Task item — A verbatim repeat of the records beneath this line is needed.
[Dataset excerpts — start]
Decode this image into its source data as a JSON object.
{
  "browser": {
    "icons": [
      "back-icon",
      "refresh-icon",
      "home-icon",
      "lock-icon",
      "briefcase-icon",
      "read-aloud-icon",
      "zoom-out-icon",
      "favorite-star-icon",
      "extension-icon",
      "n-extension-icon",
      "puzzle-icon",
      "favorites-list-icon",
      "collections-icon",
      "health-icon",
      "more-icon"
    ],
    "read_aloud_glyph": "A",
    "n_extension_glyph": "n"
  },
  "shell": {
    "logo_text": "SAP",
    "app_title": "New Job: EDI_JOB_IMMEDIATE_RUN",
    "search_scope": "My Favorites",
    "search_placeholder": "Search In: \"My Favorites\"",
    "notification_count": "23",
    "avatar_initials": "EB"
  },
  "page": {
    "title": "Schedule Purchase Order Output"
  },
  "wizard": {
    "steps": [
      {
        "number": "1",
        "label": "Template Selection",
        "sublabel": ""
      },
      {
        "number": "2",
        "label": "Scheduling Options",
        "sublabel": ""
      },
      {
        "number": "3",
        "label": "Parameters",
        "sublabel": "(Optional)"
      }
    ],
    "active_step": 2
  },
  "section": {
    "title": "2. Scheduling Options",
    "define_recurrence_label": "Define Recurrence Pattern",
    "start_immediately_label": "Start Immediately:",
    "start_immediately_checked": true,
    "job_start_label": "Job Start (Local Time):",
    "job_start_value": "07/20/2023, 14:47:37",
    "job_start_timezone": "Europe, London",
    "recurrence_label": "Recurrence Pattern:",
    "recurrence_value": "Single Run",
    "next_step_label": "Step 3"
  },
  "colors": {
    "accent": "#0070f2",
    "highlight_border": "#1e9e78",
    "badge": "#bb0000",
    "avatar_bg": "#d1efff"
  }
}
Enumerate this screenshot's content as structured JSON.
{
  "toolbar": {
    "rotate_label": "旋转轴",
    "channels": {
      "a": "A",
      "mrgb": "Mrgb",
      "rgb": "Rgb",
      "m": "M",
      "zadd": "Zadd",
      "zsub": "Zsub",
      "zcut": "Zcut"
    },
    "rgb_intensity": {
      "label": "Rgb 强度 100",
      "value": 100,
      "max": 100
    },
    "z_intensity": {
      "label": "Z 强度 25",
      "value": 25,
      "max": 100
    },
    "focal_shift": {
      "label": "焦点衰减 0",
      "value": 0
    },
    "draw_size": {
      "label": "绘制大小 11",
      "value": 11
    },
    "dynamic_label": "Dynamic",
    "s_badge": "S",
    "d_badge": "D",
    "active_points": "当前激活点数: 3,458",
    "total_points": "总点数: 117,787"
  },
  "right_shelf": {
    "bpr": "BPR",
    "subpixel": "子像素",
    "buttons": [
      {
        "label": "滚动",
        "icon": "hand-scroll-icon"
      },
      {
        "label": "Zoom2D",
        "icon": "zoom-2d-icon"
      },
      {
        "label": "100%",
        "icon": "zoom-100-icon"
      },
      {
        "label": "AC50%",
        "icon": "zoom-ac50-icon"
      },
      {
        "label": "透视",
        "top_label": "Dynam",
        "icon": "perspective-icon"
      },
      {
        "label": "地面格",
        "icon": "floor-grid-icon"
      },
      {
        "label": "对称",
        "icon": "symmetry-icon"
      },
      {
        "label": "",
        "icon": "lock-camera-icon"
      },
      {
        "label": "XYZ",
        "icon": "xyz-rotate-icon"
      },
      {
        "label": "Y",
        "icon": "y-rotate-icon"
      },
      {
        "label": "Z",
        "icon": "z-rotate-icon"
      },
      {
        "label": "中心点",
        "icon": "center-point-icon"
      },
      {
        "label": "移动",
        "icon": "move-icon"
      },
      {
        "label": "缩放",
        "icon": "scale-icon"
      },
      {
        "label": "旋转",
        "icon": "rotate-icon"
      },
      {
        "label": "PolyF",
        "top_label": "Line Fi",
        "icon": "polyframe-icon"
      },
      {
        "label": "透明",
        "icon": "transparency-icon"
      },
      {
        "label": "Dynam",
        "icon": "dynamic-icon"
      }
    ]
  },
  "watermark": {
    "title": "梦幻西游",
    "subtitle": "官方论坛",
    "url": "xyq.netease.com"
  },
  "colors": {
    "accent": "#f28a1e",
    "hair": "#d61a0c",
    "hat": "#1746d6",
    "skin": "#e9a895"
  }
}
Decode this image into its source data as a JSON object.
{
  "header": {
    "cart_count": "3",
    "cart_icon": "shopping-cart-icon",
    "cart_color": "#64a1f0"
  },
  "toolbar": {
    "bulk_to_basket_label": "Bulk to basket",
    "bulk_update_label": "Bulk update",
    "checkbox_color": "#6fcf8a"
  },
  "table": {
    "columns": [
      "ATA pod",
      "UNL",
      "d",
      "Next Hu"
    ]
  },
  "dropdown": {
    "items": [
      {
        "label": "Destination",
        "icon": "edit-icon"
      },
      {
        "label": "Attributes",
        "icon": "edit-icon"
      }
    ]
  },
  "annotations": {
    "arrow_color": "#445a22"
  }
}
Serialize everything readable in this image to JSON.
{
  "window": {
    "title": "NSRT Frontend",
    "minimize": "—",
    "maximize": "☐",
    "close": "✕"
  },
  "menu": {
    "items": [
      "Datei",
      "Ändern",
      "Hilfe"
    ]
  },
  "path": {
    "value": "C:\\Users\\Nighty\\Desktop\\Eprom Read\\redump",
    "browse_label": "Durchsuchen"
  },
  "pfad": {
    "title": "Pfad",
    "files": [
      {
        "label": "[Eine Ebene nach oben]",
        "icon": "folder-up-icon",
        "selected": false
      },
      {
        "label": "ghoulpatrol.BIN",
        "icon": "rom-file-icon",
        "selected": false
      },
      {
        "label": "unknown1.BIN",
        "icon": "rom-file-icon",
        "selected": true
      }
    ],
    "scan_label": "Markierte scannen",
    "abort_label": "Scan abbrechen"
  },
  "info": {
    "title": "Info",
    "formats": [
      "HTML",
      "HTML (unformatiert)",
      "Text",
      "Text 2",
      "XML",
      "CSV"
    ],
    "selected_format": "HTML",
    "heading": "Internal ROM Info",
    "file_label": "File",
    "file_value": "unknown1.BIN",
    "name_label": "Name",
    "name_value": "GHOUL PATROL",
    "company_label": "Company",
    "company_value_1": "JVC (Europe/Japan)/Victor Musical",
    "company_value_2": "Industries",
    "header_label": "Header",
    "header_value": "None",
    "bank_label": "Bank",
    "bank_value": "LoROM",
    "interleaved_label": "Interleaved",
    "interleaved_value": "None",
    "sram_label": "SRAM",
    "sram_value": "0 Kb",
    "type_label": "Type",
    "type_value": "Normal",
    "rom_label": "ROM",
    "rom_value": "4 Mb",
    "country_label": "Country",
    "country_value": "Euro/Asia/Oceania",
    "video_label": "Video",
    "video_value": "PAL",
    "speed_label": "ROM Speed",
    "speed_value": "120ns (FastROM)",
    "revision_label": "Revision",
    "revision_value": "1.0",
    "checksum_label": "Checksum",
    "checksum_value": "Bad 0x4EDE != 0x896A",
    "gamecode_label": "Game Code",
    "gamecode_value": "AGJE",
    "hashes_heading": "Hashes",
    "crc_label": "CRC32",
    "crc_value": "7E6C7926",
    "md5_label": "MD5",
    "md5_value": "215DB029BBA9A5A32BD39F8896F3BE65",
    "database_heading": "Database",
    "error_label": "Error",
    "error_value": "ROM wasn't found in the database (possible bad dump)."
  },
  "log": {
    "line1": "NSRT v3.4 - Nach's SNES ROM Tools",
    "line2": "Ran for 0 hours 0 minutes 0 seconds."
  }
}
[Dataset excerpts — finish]
Task response —
Decode this image into its source data as a JSON object.
{
  "browser": {
    "icons": [
      "back-icon",
      "refresh-icon",
      "home-icon",
      "lock-icon",
      "briefcase-icon",
      "read-aloud-icon",
      "zoom-out-icon",
      "favorite-star-icon",
      "extension-icon",
      "n-extension-icon",
      "puzzle-icon",
      "favorites-list-icon",
      "collections-icon",
      "health-icon",
      "more-icon"
    ],
    "read_aloud_glyph": "A",
    "n_extension_glyph": "n"
  },
  "shell": {
    "logo_text": "SAP",
    "app_title": "New Job: EDI_JOB_IMMEDIATE_RUN",
    "search_scope": "My Favorites",
    "search_placeholder": "Search In: \"My Favorites\"",
    "notification_count": "23",
    "avatar_initials": "EB"
  },
  "page": {
    "title": "Schedule Purchase Order Output"
  },
  "wizard": {
    "steps": [
      {
        "number": "1",
        "label": "Template Selection",
        "sublabel": ""
      },
      {
        "number": "2",
        "label": "Scheduling Options",
        "sublabel": ""
      },
      {
        "number": "3",
        "label": "Parameters",
        "sublabel": "(Optional)"
      }
    ],
    "active_step": 2
  },
  "section": {
    "title": "2. Scheduling Options",
    "define_recurrence_label": "Define Recurrence Pattern",
    "start_immediately_label": "Start Immediately:",
    "start_immediately_checked": true,
    "job_start_label": "Job Start (Local Time):",
    "job_start_value": "07/20/2023, 14:47:37",
    "job_start_timezone": "Europe, London",
    "recurrence_label": "Recurrence Pattern:",
    "recurrence_value": "Single Run",
    "next_step_label": "Step 3"
  },
  "colors": {
    "accent": "#0070f2",
    "highlight_border": "#1e9e78",
    "badge": "#bb0000",
    "avatar_bg": "#d1efff"
  }
}
Enumerate this screenshot's content as structured JSON.
{
  "toolbar": {
    "rotate_label": "旋转轴",
    "channels": {
      "a": "A",
      "mrgb": "Mrgb",
      "rgb": "Rgb",
      "m": "M",
      "zadd": "Zadd",
      "zsub": "Zsub",
      "zcut": "Zcut"
    },
    "rgb_intensity": {
      "label": "Rgb 强度 100",
      "value": 100,
      "max": 100
    },
    "z_intensity": {
      "label": "Z 强度 25",
      "value": 25,
      "max": 100
    },
    "focal_shift": {
      "label": "焦点衰减 0",
      "value": 0
    },
    "draw_size": {
      "label": "绘制大小 11",
      "value": 11
    },
    "dynamic_label": "Dynamic",
    "s_badge": "S",
    "d_badge": "D",
    "active_points": "当前激活点数: 3,458",
    "total_points": "总点数: 117,787"
  },
  "right_shelf": {
    "bpr": "BPR",
    "subpixel": "子像素",
    "buttons": [
      {
        "label": "滚动",
        "icon": "hand-scroll-icon"
      },
      {
        "label": "Zoom2D",
        "icon": "zoom-2d-icon"
      },
      {
        "label": "100%",
        "icon": "zoom-100-icon"
      },
      {
        "label": "AC50%",
        "icon": "zoom-ac50-icon"
      },
      {
        "label": "透视",
        "top_label": "Dynam",
        "icon": "perspective-icon"
      },
      {
        "label": "地面格",
        "icon": "floor-grid-icon"
      },
      {
        "label": "对称",
        "icon": "symmetry-icon"
      },
      {
        "label": "",
        "icon": "lock-camera-icon"
      },
      {
        "label": "XYZ",
        "icon": "xyz-rotate-icon"
      },
      {
        "label": "Y",
        "icon": "y-rotate-icon"
      },
      {
        "label": "Z",
        "icon": "z-rotate-icon"
      },
      {
        "label": "中心点",
        "icon": "center-point-icon"
      },
      {
        "label": "移动",
        "icon": "move-icon"
      },
      {
        "label": "缩放",
        "icon": "scale-icon"
      },
      {
        "label": "旋转",
        "icon": "rotate-icon"
      },
      {
        "label": "PolyF",
        "top_label": "Line Fi",
        "icon": "polyframe-icon"
      },
      {
        "label": "透明",
        "icon": "transparency-icon"
      },
      {
        "label": "Dynam",
        "icon": "dynamic-icon"
      }
    ]
  },
  "watermark": {
    "title": "梦幻西游",
    "subtitle": "官方论坛",
    "url": "xyq.netease.com"
  },
  "colors": {
    "accent": "#f28a1e",
    "hair": "#d61a0c",
    "hat": "#1746d6",
    "skin": "#e9a895"
  }
}
Decode this image into its source data as a JSON object.
{
  "header": {
    "cart_count": "3",
    "cart_icon": "shopping-cart-icon",
    "cart_color": "#64a1f0"
  },
  "toolbar": {
    "bulk_to_basket_label": "Bulk to basket",
    "bulk_update_label": "Bulk update",
    "checkbox_color": "#6fcf8a"
  },
  "table": {
    "columns": [
      "ATA pod",
      "UNL",
      "d",
      "Next Hu"
    ]
  },
  "dropdown": {
    "items": [
      {
        "label": "Destination",
        "icon": "edit-icon"
      },
      {
        "label": "Attributes",
        "icon": "edit-icon"
      }
    ]
  },
  "annotations": {
    "arrow_color": "#445a22"
  }
}
Serialize everything readable in this image to JSON.
{
  "window": {
    "title": "NSRT Frontend",
    "minimize": "—",
    "maximize": "☐",
    "close": "✕"
  },
  "menu": {
    "items": [
      "Datei",
      "Ändern",
      "Hilfe"
    ]
  },
  "path": {
    "value": "C:\\Users\\Nighty\\Desktop\\Eprom Read\\redump",
    "browse_label": "Durchsuchen"
  },
  "pfad": {
    "title": "Pfad",
    "files": [
      {
        "label": "[Eine Ebene nach oben]",
        "icon": "folder-up-icon",
        "selected": false
      },
      {
        "label": "ghoulpatrol.BIN",
        "icon": "rom-file-icon",
        "selected": false
      },
      {
        "label": "unknown1.BIN",
        "icon": "rom-file-icon",
        "selected": true
      }
    ],
    "scan_label": "Markierte scannen",
    "abort_label": "Scan abbrechen"
  },
  "info": {
    "title": "Info",
    "formats": [
      "HTML",
      "HTML (unformatiert)",
      "Text",
      "Text 2",
      "XML",
      "CSV"
    ],
    "selected_format": "HTML",
    "heading": "Internal ROM Info",
    "file_label": "File",
    "file_value": "unknown1.BIN",
    "name_label": "Name",
    "name_value": "GHOUL PATROL",
    "company_label": "Company",
    "company_value_1": "JVC (Europe/Japan)/Victor Musical",
    "company_value_2": "Industries",
    "header_label": "Header",
    "header_value": "None",
    "bank_label": "Bank",
    "bank_value": "LoROM",
    "interleaved_label": "Interleaved",
    "interleaved_value": "None",
    "sram_label": "SRAM",
    "sram_value": "0 Kb",
    "type_label": "Type",
    "type_value": "Normal",
    "rom_label": "ROM",
    "rom_value": "4 Mb",
    "country_label": "Country",
    "country_value": "Euro/Asia/Oceania",
    "video_label": "Video",
    "video_value": "PAL",
    "speed_label": "ROM Speed",
    "speed_value": "120ns (FastROM)",
    "revision_label": "Revision",
    "revision_value": "1.0",
    "checksum_label": "Checksum",
    "checksum_value": "Bad 0x4EDE != 0x896A",
    "gamecode_label": "Game Code",
    "gamecode_value": "AGJE",
    "hashes_heading": "Hashes",
    "crc_label": "CRC32",
    "crc_value": "7E6C7926",
    "md5_label": "MD5",
    "md5_value": "215DB029BBA9A5A32BD39F8896F3BE65",
    "database_heading": "Database",
    "error_label": "Error",
    "error_value": "ROM wasn't found in the database (possible bad dump)."
  },
  "log": {
    "line1": "NSRT v3.4 - Nach's SNES ROM Tools",
    "line2": "Ran for 0 hours 0 minutes 0 seconds."
  }
}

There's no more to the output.